Chances are, if you’re investing online, you are already somewhat digitally savvy, but there are some digital skills that can make the process even more streamlined for you. Below are 4 digital competencies to help simplify how you invest and keep track of your finances.
Jim Chanos has a new short target in his sights. Earlier this week, the hedge fund manager disclosed that he is betting against "legacy" data centers that face growing competition from the trio of technology giants, which have previously been their biggest customers. The fund manager, who is best known for his winning bet against Read More
Most people who have worked in an office environment during the 21st century know quite well what Microsoft Excel does, but few have an in-depth understanding of exactly what Excel is. Microsoft’s Excel program is a sophisticated data collection and analysis tool.

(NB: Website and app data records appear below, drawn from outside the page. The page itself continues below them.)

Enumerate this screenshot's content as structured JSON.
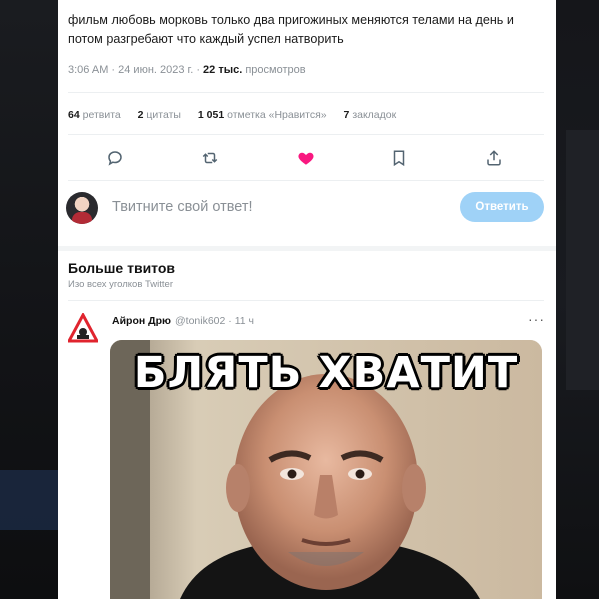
{
  "tweet": {
    "text": "фильм любовь морковь только два пригожиных меняются телами на день и потом разгребают что каждый успел натворить",
    "time_date": "3:06 AM · 24 июн. 2023 г. · ",
    "views_count": "22 тыс.",
    "views_label": " просмотров"
  },
  "stats": {
    "retweets_num": "64",
    "retweets_label": "ретвита",
    "quotes_num": "2",
    "quotes_label": "цитаты",
    "likes_num": "1 051",
    "likes_label": "отметка «Нравится»",
    "bookmarks_num": "7",
    "bookmarks_label": "закладок"
  },
  "actions": {
    "icons": [
      "reply-icon",
      "retweet-icon",
      "heart-icon",
      "bookmark-icon",
      "share-icon"
    ],
    "like_color": "#f91880",
    "icon_color": "#536471"
  },
  "reply": {
    "placeholder": "Твитните свой ответ!",
    "button_label": "Ответить",
    "button_color": "#9fd2f7"
  },
  "more_tweets": {
    "title": "Больше твитов",
    "subtitle": "Изо всех уголков Twitter"
  },
  "recommended_tweet": {
    "author_name": "Айрон Дрю",
    "meta": "@tonik602 · 11 ч",
    "more_label": "···",
    "image_caption": "БЛЯТЬ ХВАТИТ"
  }
}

It is not merely useful for organization and converting the occasional table into a graph.
If you are serious about spending a lot of time investing online, improving your Excel abilities is something that should be at the top of your list of priorities. Excel can be used to gather and organize information that you might need to make an investment decision, it can find and show you patterns in the kinds of stocks you are picking and how and where you are losing or making money, among many other things.
In order to be a safe and competent investor in this day and age, you also need to be aware of the many cybersecurity threats and vulnerabilities that exist while investing online and how to plan for and mitigate them. Investing in the third decade of the 21st century involves a plethora of applications, passwords, linked accounts, and the collection of sensitive financial and personal data by all of the many companies you are interfacing with when trading financial instruments online.

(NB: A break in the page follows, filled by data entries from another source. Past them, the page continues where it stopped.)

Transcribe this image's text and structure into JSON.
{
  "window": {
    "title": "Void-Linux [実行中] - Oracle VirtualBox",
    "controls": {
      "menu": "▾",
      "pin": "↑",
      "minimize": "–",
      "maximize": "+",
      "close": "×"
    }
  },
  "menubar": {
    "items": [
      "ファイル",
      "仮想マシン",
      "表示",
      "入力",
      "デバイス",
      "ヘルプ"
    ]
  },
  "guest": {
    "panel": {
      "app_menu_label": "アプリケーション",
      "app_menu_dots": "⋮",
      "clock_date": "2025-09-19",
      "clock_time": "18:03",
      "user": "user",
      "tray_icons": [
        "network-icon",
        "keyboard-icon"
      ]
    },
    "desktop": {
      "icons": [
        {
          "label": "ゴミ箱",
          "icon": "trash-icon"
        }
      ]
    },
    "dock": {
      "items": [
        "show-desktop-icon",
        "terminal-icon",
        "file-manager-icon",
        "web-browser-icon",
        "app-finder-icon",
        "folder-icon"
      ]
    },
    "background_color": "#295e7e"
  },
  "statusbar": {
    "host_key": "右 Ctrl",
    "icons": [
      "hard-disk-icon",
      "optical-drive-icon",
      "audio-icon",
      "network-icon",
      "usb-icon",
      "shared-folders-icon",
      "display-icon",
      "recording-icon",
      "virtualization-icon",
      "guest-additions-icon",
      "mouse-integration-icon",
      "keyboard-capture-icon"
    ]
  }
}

Each digital relationship and point of contact with the web represents a potential entry point for thieves and cybercriminals looking to access and intercept that data. If you are investing in and trading assets like cryptocurrencies, which are uninsured and purely digital, you risk losing everything with nothing to be done about it. A recent bust in Europe has seen 10 individuals detained in a hacking ring that stole 100 million dollars in cryptocurrencies last year. All of the people they robbed, once those coins are sold, have no recourse.
Protecting yourself while you trade online means doing things like implement two-factor authentication to make it harder for hackers to gain access to your accounts; avoiding trading and accessing bank accounts while using open networks in places like airports, hotels and cafes; using a virtual private network to encrypt your data whenever possible; backing up your data in the event of theft or catastrophic loss; proper password and security information storage; using a firewall, and staying abreast of the latest cybersecurity developments and stories by reading leading publications and blogs.
If you invest, and particularly if you day trade, being able to digitally multitask is a key skill. This means an ability to switch between screens, devices, applications and platforms and being able to rapidly shift your focus when needed. While constantly switching focus is not always the best thing for your ability to concentrate and focus, knowing how to turn it on when you need to is key for investing in the markets.
For many non-Digital Natives, this is a skill that can be hard to acquire. For those investors who came of age during the internet and web 2.0 eras and are accustomed to using various software and hardware at the same time in their daily lives, this digital skill comes much easier.
Research and Information Collection
The success of your investments comes down to an admixture of timing, information and often luck. While this last one is not up to you, how and where you get your information, and how quickly you are able to find it and synthesize it, can have a major impact on how your investments perform.
Being able to find reliable sources of information and effectively incorporate them into your investment decisions is a digital skill that is acquired over time and by constantly staying on the lookout for new sources of data, wisdom and market insight. You can make use of content aggregators like Feedly to help organize your daily reading and provide you with a database from which to browse for and identify new investment opportunities.
Most people, when they get to a certain level of capital accumulation, are determined to put it somewhere where it is likely to earn them a decent return year-over-year. Money left sitting in a savings or checking account is only going to lose value due to inflation, so prudent money management would dictate you invest it somewhere. Whether that is the market, into real estate, or anywhere else, the above digital skills will make your investing easier, better organized, safer and all-around more enjoyable.